The coronavirus pandemic has opened up many new avenues for cybercriminals, according to a recent report from Barracuda, which itself provides cloud-enabled security solutions.

The report explores how attackers are adapting to current events and using new tricks to successfully execute attacks. Among these tactics are things like spear phishing, business email compromise (BEC), pandemic-related scams and other vectors.

Don MacLennan, SVP, Engineering & Product Management, Barracuda
Don MacLennan, SVP, engineering & product management, Barracuda

According to the survey, business email compromise (BEC) makes up 12 percent of spear-phishing attacks. That’s up from just seven percent in 2019.

The study also revealed that attackers prefer to use COVID-19 in their less targeted scamming attacks. Those types of attacks focus on fake cures and donations, according to the study. Indeed, 72 percent of COVID-19-related attacks are scamming, compared to just 36 percent of overall attacks.

Don MacLennan, SVP, engineering & product management, email protection, Barracuda, commented on the study:

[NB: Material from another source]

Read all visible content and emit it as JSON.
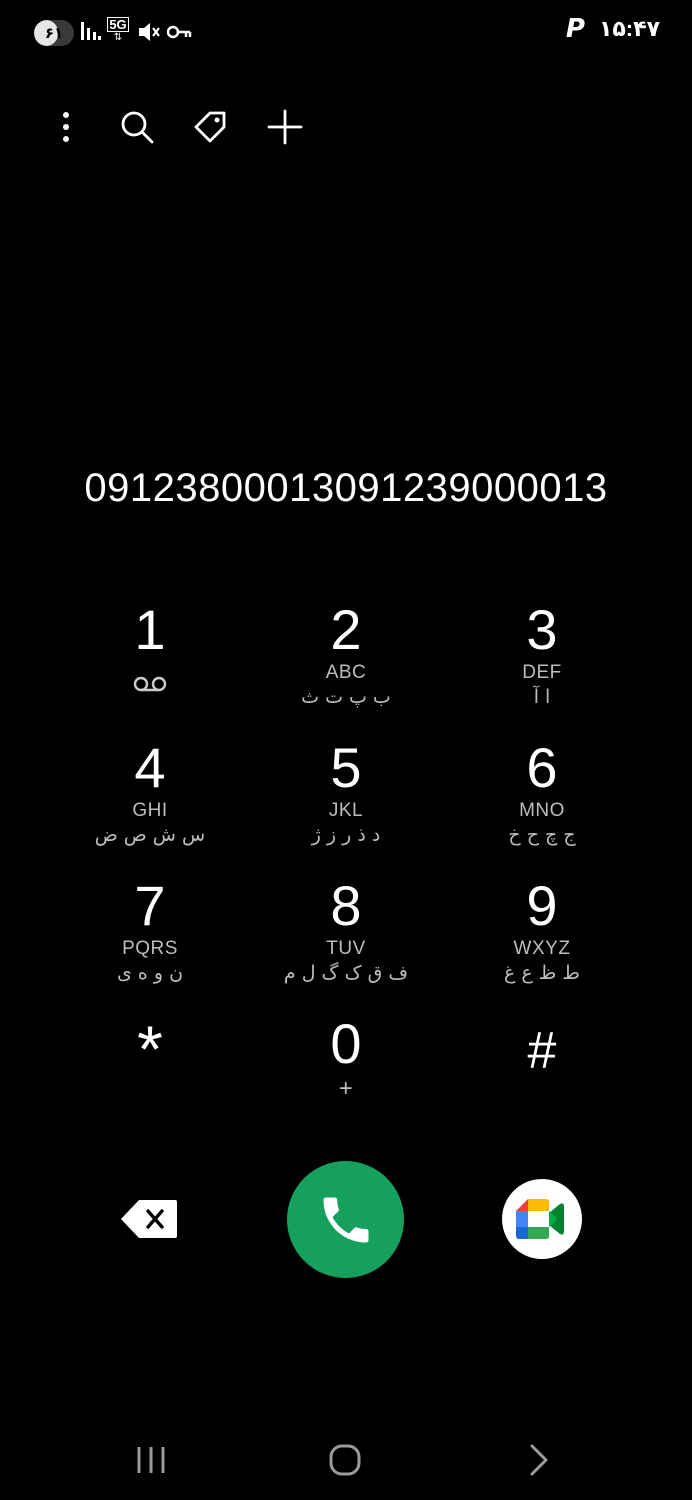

“Cybercriminals adapt very quickly when they find a new tactic or current event that they can exploit, as their response to the COVID-19 pandemic proved only too well. Staying aware of the way spear-phishing tactics are evolving will help organizations take the proper precautions to defend against these highly targeted attacks and avoid falling victim to scammers’ latest tricks.”

Actionable Steps

Organizations should be advised to invest in protecting their internal email traffic as much as they do in protecting from external senders. Fully 13 percent of spear-phishing attacks came from internally compromised accounts, the study’s authors revealed.

It has been documented this year that hackers are impersonating WHO officials in order to steal money and confidential information.

To help avoid phishing attacks, employees are generally advised to ensure all of their devices are protected by security software, auto-updates are enabled and multi-factor authentication is enabled and used; all these preventative measures can be beneficial.

Employers, meanwhile, can help by offering regular employee training that includes elements of phishing simulation, in order to give users an idea of the types of lures that attackers are known to use.